Lawmakers in Ukraine scuffled with each other, throwing punches and eggs, as parliament met Tuesday to ratify a treaty with Russia that extends the latter's navy presence in the Ukraine's Crimean peninsula until 2042.
The ruling Regions party eventually ratified the treaty but not before howls of protest from the opposition.
Someone set off a smoke bomb inside the building, while Speaker Volodymyr Lytvyn sought refuge behind an umbrella as he was pelted with eggs.
During a rally attended by thousands on Saturday, opposition leader Yulia Tymoshenko -- the former prime minister who lost to Viktor Yanukovych in the presidential election run-off in February -- said the ratification must be prevented at all costs.
She claimed that Yanukovych is "selling out" Ukraine, has "openly embarked on the path of destruction of (Ukraine's) national interests, and has actually begun the process of eliminating the state's sovereignty."
The deal was signed last week by Yanukovych and Russian President Dmitry Medvedev.
Tymoshenko said it violated part of the Ukrainian Constitution, which forbids the country from hosting foreign military bases after 2017.
The deal extends Russia's lease of a major naval base in the Black Sea port of Sevastopol for an additional 25 years, in exchange for a 30 percent cut in the price of natural gas that Russia sells to Ukraine.
The agreement may bring an end to years of disputes over natural gas prices, which culminated in Russia turning off the pipeline to Ukraine.
The dispute affected not only Ukrainians, but many Europeans who depend on Russian gas pumped through Ukraine.
The two countries had been at odds ever since the "Orange Revolution" swept Yanukovych's fiercely anti-Russian predecessor Viktor Yushchenko to power in 2005.
Throughout his time in office, Yushchenko repeatedly threatened to expel Russia's Black Sea Fleet from Sevastopol.

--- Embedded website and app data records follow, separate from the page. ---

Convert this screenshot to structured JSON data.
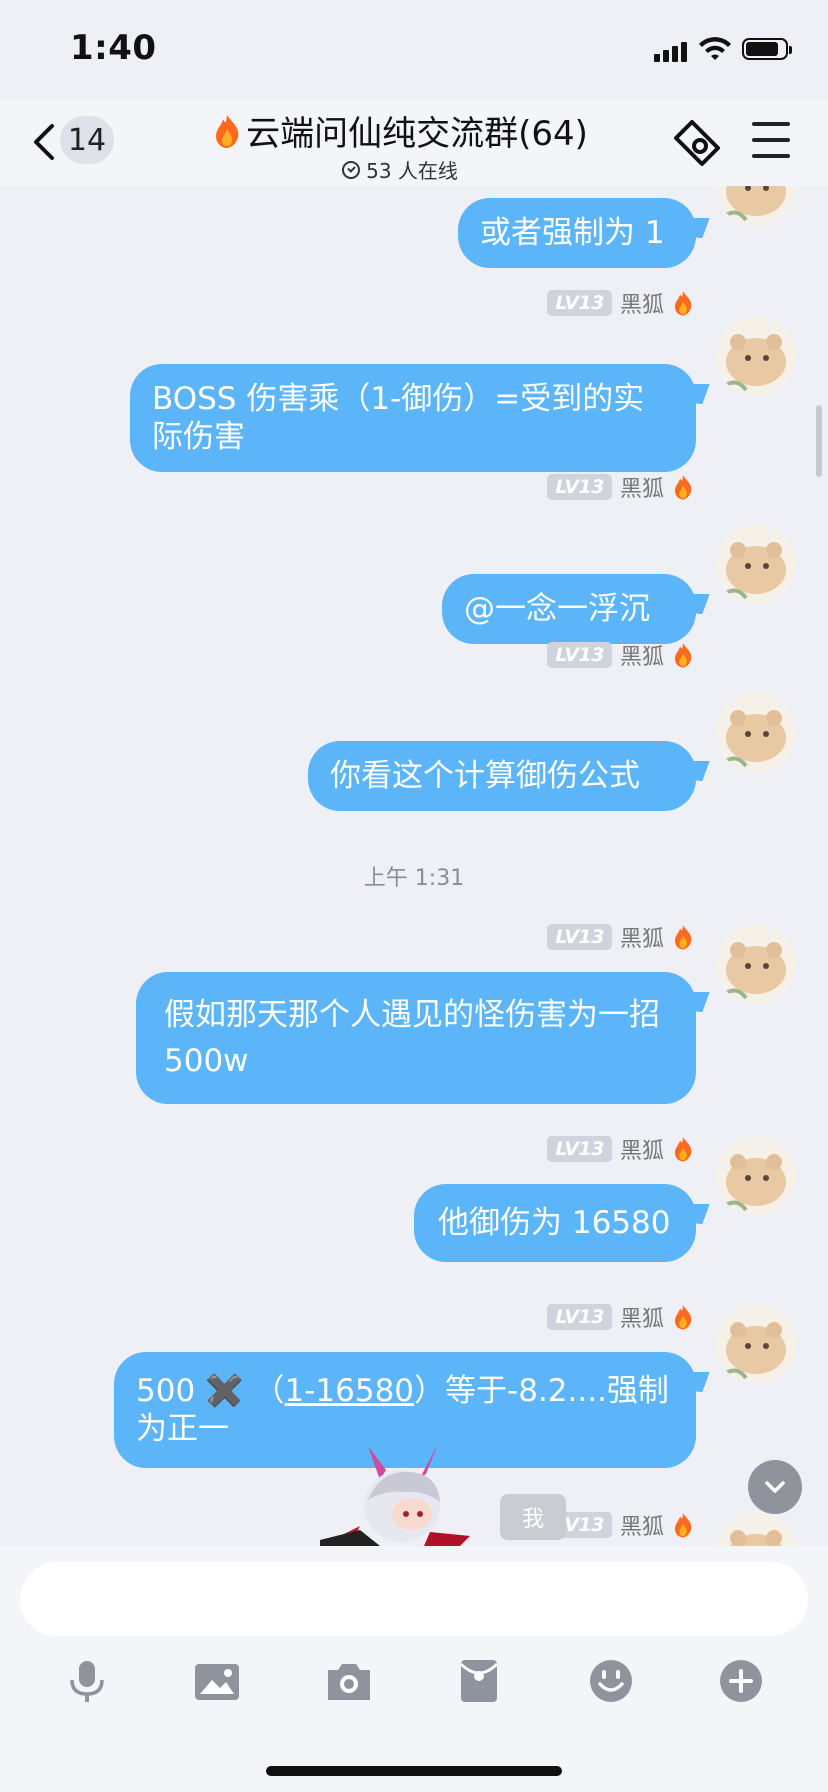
{
  "status_bar": {
    "time": "1:40"
  },
  "header": {
    "back_count": "14",
    "title": "云端问仙纯交流群(64)",
    "online": "53 人在线"
  },
  "messages": [
    {
      "id": "m1",
      "text": "或者强制为 1"
    },
    {
      "id": "m2",
      "lv": "LV13",
      "name": "黑狐",
      "text": "BOSS 伤害乘（1-御伤）=受到的实际伤害"
    },
    {
      "id": "m3",
      "lv": "LV13",
      "name": "黑狐",
      "text": "@一念一浮沉"
    },
    {
      "id": "m4",
      "lv": "LV13",
      "name": "黑狐",
      "text": "你看这个计算御伤公式"
    },
    {
      "id": "m5",
      "lv": "LV13",
      "name": "黑狐",
      "text": "假如那天那个人遇见的怪伤害为一招 500w"
    },
    {
      "id": "m6",
      "lv": "LV13",
      "name": "黑狐",
      "text": "他御伤为 16580"
    },
    {
      "id": "m7",
      "lv": "LV13",
      "name": "黑狐",
      "text_a": "500 ✖️ （",
      "text_link": "1-16580",
      "text_b": "）等于-8.2....强制为正一"
    },
    {
      "id": "m8",
      "lv": "LV13",
      "name": "黑狐"
    }
  ],
  "timestamp": "上午 1:31",
  "me_tag": "我",
  "toolbar": {
    "items": [
      "microphone-icon",
      "image-icon",
      "camera-icon",
      "red-packet-icon",
      "emoji-icon",
      "plus-icon"
    ]
  },
  "colors": {
    "bubble": "#5bb5f8",
    "background": "#eef0f6"
  }
}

The Russian military lease there was scheduled to expire in 2017.
Yanukovych said the new deal added a "concrete and pragmatic dimension" to centuries of relations between Ukrainians and Russians.
Opposition groups in Ukraine, however, were quick to denounce the agreement. Yuschenko's "Our Ukraine" party said the treaty would lead to the "Russification" of Ukraine.